### Exercise description
Scan the data. Collect each line that contains the word "preview".

### Provided material

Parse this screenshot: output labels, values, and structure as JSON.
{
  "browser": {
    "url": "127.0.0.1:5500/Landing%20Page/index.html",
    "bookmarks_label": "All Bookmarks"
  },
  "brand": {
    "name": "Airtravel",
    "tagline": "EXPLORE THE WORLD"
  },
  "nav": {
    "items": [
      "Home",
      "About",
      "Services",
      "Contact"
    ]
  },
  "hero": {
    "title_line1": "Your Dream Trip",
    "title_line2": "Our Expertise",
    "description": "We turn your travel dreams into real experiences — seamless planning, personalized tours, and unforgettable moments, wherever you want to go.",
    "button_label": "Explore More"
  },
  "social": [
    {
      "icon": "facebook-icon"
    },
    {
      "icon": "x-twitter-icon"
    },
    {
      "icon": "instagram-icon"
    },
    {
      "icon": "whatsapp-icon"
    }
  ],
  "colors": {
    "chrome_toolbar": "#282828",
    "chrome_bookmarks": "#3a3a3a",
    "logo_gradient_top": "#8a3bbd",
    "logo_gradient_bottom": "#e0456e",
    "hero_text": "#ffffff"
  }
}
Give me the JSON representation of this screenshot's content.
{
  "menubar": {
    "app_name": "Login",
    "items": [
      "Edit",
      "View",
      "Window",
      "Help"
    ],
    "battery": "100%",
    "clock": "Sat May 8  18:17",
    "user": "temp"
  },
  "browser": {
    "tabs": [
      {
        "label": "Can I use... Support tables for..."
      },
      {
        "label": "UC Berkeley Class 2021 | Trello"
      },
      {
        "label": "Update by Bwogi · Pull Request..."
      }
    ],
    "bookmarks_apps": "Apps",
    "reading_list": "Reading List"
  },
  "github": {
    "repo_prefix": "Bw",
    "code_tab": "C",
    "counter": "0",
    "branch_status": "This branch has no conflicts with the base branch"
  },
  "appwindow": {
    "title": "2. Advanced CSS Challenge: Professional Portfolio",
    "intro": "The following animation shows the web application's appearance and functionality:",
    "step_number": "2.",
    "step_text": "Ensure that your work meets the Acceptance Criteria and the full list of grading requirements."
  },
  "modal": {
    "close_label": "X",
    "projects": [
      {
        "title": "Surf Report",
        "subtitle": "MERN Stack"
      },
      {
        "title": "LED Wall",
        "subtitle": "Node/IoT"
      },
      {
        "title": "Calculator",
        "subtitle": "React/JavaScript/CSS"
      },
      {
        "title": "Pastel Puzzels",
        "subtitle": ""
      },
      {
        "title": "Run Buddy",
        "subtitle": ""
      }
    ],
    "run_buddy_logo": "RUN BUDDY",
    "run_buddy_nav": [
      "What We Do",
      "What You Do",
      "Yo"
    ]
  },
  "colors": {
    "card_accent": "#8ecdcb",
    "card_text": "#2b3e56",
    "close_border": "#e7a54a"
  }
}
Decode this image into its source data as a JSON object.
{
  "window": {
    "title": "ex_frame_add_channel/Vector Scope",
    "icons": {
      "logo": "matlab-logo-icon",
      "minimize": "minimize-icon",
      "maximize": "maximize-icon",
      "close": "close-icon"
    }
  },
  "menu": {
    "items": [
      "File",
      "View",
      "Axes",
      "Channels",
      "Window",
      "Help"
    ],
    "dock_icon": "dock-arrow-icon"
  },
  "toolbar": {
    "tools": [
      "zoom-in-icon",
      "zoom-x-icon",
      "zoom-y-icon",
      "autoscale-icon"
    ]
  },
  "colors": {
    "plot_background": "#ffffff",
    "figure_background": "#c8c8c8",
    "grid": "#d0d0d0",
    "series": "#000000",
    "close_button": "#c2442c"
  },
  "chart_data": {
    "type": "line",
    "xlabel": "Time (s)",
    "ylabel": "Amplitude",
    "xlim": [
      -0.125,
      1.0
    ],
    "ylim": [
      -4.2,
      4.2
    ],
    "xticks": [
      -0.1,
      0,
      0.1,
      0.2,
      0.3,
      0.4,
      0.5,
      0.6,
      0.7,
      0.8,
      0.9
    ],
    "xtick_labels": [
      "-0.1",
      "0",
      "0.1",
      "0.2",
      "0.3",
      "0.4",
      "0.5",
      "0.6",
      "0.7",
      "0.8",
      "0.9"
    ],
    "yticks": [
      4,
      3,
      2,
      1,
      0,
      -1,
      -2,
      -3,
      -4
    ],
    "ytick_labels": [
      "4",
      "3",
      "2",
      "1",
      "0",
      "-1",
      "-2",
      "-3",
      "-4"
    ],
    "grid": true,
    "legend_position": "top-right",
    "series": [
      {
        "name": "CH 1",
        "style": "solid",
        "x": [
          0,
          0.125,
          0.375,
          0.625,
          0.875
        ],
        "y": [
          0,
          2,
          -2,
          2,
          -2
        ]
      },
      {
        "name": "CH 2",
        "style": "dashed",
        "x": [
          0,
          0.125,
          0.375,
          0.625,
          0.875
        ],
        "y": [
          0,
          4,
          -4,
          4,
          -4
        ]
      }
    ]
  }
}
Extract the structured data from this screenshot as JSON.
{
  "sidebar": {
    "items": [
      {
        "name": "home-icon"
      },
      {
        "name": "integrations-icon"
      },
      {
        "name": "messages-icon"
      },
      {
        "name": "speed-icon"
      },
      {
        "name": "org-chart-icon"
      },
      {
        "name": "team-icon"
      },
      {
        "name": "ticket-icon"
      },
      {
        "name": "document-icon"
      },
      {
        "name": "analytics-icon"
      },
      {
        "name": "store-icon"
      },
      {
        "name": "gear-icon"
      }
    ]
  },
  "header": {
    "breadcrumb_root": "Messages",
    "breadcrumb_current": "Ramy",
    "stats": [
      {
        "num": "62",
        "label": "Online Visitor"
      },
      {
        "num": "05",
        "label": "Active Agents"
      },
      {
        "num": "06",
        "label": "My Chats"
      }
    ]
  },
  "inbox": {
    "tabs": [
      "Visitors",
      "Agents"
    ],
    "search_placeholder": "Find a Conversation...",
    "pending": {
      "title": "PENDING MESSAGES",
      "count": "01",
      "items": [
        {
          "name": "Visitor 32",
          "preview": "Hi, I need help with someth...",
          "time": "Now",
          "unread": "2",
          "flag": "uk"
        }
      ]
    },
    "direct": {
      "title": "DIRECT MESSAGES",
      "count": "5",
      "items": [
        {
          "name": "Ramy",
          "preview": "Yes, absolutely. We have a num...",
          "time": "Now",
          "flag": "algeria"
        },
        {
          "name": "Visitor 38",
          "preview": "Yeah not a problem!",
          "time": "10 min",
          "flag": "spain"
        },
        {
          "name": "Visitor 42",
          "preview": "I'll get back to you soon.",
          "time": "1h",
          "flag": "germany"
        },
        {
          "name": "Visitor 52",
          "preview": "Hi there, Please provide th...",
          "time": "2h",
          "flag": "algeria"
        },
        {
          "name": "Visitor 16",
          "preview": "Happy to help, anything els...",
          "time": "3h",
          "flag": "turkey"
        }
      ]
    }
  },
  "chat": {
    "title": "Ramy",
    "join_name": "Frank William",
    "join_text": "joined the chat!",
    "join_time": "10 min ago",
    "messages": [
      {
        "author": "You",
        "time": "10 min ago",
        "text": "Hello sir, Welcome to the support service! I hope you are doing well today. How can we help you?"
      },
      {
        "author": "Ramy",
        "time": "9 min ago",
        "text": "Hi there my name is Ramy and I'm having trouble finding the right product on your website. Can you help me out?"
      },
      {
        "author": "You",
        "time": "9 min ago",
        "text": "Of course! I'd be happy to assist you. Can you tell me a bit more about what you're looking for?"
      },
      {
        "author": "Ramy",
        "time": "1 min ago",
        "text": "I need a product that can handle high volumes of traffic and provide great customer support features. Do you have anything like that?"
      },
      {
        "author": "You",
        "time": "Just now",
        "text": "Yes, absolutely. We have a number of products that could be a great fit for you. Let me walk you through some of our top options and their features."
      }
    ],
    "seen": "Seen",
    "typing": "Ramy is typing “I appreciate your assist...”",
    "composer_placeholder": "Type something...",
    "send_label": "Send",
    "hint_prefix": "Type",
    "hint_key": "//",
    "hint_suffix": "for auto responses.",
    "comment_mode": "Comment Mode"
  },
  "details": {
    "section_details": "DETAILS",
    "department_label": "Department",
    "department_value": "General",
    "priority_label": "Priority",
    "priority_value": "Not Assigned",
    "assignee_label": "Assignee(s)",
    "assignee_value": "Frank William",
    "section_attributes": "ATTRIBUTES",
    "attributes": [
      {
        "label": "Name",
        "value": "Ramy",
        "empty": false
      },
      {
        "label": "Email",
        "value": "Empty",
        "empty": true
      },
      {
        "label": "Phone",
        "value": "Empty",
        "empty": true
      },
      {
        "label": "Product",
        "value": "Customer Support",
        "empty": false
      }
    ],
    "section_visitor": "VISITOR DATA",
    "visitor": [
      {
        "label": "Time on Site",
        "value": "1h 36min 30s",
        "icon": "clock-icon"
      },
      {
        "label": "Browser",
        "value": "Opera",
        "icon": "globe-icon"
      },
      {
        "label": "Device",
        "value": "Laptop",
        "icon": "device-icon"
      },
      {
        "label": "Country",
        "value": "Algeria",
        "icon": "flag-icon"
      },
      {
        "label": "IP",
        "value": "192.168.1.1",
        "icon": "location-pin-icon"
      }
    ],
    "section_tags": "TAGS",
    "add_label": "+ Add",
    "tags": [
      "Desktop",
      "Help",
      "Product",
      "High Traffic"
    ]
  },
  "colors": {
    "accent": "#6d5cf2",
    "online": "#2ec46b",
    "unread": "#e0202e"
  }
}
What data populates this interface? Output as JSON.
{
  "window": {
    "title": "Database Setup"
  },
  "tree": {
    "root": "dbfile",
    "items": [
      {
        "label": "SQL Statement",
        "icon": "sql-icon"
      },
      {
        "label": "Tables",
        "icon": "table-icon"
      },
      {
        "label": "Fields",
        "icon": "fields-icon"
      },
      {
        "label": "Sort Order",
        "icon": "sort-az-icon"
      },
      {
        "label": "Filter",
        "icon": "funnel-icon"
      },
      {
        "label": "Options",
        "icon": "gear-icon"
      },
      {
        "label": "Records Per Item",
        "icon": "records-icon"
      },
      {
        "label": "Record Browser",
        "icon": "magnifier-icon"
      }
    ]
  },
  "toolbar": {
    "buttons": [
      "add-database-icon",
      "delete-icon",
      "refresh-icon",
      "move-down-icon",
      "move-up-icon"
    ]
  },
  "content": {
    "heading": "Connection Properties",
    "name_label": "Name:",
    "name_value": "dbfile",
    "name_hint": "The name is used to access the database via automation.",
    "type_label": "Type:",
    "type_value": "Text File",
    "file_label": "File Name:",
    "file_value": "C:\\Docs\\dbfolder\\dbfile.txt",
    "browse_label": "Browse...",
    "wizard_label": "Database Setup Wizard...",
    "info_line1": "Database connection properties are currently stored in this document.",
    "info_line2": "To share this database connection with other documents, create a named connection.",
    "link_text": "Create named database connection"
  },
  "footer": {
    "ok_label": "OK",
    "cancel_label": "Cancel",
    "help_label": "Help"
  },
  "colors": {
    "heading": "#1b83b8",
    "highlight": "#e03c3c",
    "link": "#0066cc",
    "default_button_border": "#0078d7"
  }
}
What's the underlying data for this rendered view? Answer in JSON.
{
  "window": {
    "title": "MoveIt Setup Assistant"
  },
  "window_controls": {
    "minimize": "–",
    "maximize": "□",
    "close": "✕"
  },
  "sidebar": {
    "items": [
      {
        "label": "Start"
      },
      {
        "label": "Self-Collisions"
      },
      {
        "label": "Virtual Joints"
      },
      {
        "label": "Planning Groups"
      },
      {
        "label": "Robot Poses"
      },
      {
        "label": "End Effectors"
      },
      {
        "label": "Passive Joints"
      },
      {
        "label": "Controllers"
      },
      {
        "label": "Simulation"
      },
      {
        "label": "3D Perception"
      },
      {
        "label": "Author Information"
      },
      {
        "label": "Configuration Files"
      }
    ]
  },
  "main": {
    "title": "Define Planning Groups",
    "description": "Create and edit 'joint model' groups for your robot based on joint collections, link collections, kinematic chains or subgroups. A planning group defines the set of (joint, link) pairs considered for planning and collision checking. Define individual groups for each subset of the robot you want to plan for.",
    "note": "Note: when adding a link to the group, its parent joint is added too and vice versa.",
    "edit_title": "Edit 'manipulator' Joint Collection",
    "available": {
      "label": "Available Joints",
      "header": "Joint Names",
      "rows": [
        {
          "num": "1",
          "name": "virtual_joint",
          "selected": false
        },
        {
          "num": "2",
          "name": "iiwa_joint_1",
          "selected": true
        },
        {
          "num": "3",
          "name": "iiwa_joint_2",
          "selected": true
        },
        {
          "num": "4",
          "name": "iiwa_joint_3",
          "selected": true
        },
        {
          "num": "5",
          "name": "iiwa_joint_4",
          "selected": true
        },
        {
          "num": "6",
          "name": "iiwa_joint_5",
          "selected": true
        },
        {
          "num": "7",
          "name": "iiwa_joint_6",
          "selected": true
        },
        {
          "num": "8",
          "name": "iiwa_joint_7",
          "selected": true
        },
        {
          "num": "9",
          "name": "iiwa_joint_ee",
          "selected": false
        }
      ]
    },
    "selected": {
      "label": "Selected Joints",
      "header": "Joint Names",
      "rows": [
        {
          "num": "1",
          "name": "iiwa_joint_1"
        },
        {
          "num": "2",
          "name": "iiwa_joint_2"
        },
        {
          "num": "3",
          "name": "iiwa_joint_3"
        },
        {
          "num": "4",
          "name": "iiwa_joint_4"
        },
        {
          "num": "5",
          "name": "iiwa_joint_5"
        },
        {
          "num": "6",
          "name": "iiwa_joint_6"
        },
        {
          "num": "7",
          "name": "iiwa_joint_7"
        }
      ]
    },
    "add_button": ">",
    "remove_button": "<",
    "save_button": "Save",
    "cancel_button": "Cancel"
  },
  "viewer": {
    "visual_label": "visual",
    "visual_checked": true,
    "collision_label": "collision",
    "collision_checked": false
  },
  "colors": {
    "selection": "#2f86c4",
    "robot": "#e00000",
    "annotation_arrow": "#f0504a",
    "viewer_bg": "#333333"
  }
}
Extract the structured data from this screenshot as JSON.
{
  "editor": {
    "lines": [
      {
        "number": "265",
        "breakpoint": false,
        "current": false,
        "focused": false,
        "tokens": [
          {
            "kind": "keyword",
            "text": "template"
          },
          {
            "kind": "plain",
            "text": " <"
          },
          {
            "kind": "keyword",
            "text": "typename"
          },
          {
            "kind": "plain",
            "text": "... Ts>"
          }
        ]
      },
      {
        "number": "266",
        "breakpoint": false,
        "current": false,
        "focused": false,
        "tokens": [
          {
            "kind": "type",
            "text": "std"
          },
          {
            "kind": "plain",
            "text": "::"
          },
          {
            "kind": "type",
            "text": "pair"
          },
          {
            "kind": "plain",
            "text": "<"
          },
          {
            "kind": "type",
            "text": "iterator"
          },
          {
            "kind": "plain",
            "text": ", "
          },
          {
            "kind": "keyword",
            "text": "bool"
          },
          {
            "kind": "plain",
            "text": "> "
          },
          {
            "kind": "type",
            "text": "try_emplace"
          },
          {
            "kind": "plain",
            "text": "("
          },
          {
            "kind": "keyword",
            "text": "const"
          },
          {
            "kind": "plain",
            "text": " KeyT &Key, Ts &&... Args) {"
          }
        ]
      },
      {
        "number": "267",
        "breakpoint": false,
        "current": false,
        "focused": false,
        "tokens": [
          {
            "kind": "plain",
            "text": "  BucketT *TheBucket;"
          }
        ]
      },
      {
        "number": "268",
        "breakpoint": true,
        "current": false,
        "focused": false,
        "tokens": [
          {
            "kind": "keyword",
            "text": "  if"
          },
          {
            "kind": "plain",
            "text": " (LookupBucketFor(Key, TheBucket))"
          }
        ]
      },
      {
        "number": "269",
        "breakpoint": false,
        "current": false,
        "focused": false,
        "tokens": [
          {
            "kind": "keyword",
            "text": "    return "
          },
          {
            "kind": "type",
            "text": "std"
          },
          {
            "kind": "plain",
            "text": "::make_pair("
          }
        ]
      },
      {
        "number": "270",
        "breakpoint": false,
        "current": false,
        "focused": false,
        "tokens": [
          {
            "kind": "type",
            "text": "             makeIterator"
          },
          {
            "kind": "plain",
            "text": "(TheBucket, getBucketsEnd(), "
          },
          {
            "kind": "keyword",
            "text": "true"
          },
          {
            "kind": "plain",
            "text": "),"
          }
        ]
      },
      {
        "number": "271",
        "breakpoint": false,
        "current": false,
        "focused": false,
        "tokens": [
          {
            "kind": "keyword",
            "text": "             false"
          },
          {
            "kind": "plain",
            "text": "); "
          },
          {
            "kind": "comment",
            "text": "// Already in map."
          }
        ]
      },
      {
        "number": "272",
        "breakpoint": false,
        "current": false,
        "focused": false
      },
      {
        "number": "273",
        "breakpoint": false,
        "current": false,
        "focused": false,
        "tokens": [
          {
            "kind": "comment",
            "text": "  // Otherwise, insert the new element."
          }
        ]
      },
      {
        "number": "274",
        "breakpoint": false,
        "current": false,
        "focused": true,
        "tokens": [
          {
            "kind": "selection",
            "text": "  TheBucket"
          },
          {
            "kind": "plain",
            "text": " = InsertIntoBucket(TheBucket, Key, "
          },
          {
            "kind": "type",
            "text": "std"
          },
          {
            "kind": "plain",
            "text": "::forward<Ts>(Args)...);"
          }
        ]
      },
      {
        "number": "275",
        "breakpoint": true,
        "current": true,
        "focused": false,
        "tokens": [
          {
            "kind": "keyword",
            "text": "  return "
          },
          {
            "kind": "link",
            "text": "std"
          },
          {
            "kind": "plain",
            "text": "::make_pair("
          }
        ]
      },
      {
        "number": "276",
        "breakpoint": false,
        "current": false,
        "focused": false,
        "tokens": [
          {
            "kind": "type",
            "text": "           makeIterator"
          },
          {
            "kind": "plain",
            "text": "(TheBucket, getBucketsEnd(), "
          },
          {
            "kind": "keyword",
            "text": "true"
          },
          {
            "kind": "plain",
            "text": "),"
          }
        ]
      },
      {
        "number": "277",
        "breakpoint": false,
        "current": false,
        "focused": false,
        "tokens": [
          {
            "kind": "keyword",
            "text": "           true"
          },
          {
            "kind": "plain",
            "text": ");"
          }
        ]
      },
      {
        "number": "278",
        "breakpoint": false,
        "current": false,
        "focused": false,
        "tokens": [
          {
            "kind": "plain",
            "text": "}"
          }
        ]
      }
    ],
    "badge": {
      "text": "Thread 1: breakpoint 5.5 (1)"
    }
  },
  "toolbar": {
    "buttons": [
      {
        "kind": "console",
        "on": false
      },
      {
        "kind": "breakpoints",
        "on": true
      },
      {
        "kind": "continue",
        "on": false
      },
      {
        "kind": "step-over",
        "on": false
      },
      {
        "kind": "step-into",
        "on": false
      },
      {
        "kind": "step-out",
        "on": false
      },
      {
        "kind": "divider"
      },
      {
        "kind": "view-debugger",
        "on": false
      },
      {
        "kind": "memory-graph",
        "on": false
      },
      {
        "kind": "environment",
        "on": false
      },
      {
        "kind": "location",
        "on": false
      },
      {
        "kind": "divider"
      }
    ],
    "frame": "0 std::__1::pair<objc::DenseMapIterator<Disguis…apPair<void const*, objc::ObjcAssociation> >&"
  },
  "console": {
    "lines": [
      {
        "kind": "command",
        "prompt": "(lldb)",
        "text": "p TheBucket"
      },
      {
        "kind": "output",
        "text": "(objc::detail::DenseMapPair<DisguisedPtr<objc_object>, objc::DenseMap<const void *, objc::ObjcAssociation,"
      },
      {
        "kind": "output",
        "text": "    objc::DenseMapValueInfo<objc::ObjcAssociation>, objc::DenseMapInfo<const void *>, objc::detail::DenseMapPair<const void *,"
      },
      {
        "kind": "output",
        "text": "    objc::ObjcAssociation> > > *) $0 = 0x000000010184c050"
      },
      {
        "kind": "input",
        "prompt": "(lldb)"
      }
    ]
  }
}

### Written answer
          "preview": "Hi, I need help with someth...",
          "preview": "Yes, absolutely. We have a num...",
          "preview": "Yeah not a problem!",
          "preview": "I'll get back to you soon.",
          "preview": "Hi there, Please provide th...",
          "preview": "Happy to help, anything els...",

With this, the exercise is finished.